» Exercise aim
If a line in the listing below includes the string "Mainstreet", pull it out.

***

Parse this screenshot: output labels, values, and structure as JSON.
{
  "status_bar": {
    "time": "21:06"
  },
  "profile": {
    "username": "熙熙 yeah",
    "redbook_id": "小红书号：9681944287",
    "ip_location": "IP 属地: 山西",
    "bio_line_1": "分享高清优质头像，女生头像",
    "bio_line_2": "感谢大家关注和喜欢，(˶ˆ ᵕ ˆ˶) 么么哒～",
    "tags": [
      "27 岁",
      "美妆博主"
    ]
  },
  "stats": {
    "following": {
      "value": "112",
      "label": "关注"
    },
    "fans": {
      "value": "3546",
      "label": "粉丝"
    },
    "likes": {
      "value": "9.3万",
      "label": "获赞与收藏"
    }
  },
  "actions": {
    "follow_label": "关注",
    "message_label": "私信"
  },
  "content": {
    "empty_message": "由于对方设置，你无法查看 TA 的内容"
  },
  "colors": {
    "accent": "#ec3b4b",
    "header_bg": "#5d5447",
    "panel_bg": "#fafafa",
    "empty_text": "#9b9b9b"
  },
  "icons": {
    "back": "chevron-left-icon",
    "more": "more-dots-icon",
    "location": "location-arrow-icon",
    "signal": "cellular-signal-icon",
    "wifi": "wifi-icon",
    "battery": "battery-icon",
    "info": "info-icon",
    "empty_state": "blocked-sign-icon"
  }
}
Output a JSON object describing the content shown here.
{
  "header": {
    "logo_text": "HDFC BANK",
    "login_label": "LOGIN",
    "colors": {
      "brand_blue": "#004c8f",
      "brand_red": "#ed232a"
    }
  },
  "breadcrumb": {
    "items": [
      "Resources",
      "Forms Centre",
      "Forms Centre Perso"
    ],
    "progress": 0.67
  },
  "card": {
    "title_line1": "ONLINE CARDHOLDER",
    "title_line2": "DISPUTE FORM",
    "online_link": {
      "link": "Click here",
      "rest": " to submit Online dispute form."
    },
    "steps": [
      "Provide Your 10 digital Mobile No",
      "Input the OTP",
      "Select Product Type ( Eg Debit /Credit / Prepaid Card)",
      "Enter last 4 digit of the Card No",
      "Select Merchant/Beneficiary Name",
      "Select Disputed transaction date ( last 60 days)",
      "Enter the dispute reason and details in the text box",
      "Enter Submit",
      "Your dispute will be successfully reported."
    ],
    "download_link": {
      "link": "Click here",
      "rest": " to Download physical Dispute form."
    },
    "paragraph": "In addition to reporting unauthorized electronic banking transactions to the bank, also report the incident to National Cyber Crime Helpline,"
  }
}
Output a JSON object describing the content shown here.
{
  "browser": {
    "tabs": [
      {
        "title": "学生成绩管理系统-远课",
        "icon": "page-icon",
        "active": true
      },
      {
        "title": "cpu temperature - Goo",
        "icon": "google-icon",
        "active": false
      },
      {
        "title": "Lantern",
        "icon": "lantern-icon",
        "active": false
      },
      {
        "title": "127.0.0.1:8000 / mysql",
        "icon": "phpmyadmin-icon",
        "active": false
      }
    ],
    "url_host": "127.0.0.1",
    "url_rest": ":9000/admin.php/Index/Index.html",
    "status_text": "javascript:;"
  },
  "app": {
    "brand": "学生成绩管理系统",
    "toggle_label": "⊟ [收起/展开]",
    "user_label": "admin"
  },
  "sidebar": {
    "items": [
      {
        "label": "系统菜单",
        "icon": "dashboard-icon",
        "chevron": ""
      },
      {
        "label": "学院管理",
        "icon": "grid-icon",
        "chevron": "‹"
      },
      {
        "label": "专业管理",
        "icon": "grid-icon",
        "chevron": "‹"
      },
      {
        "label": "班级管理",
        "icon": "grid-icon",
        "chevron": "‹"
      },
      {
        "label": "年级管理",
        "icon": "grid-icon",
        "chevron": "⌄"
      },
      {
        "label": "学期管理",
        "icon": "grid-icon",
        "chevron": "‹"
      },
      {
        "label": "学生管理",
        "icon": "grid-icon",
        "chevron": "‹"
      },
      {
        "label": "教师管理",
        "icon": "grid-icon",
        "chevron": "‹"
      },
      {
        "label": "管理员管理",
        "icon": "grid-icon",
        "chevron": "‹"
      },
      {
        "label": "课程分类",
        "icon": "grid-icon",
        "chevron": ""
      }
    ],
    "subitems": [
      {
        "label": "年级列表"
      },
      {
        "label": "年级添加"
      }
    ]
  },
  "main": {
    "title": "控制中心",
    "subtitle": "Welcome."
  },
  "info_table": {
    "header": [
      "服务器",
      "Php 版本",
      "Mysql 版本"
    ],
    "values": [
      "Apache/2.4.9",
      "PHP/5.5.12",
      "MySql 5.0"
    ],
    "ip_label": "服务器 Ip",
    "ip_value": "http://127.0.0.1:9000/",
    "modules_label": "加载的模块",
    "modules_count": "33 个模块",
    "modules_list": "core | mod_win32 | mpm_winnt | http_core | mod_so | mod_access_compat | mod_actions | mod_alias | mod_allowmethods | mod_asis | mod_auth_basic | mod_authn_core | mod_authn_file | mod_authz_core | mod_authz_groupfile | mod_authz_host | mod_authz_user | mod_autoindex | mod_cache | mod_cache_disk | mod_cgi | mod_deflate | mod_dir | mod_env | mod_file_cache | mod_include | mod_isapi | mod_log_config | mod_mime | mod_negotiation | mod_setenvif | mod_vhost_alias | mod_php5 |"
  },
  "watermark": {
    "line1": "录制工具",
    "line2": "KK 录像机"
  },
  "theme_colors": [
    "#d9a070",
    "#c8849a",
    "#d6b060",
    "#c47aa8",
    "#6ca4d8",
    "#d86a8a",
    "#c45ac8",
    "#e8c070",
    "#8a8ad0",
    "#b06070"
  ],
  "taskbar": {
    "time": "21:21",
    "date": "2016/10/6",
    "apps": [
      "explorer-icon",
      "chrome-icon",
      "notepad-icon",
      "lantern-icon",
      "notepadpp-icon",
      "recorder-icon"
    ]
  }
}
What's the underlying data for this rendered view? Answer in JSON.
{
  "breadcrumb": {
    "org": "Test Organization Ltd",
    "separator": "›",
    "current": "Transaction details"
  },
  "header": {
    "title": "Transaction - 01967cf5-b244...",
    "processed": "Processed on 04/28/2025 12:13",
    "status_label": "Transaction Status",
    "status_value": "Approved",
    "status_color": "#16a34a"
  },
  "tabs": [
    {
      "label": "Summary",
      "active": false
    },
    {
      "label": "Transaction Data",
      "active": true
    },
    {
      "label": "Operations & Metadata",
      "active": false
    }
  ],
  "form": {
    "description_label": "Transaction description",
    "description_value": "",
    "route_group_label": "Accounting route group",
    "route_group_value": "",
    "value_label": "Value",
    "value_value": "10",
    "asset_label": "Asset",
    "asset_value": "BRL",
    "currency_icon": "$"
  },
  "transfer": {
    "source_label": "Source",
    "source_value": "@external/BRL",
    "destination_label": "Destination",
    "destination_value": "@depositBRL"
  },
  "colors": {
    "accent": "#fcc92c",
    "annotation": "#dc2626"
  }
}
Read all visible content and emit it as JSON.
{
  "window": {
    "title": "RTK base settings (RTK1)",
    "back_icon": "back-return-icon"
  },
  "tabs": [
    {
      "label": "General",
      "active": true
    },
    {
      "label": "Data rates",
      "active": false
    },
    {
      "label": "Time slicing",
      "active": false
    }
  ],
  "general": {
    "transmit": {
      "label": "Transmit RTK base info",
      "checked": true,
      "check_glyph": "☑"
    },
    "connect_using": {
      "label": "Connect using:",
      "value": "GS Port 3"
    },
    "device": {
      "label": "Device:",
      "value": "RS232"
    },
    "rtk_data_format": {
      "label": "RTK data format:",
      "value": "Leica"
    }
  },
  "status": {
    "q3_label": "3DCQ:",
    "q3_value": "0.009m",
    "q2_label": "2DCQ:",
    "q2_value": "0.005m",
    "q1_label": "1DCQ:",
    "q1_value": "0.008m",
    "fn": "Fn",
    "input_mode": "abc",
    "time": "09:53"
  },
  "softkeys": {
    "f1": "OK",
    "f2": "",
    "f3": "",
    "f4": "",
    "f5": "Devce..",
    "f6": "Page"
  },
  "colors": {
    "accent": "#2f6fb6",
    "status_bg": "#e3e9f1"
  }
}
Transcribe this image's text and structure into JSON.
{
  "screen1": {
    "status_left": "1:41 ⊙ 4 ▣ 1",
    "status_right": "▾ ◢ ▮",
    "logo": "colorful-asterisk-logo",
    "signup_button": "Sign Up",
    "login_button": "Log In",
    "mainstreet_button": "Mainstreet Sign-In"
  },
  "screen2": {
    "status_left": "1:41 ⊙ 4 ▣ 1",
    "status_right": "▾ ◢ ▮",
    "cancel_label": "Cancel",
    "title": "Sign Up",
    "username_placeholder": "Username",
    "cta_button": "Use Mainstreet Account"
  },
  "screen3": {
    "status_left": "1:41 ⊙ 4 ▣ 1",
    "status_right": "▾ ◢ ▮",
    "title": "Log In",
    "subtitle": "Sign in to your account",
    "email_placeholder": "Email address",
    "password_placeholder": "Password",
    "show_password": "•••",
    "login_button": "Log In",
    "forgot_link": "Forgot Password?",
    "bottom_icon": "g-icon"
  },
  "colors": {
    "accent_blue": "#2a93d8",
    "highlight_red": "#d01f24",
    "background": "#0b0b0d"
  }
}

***

» Response area
    "mainstreet_button": "Mainstreet Sign-In"
    "cta_button": "Use Mainstreet Account"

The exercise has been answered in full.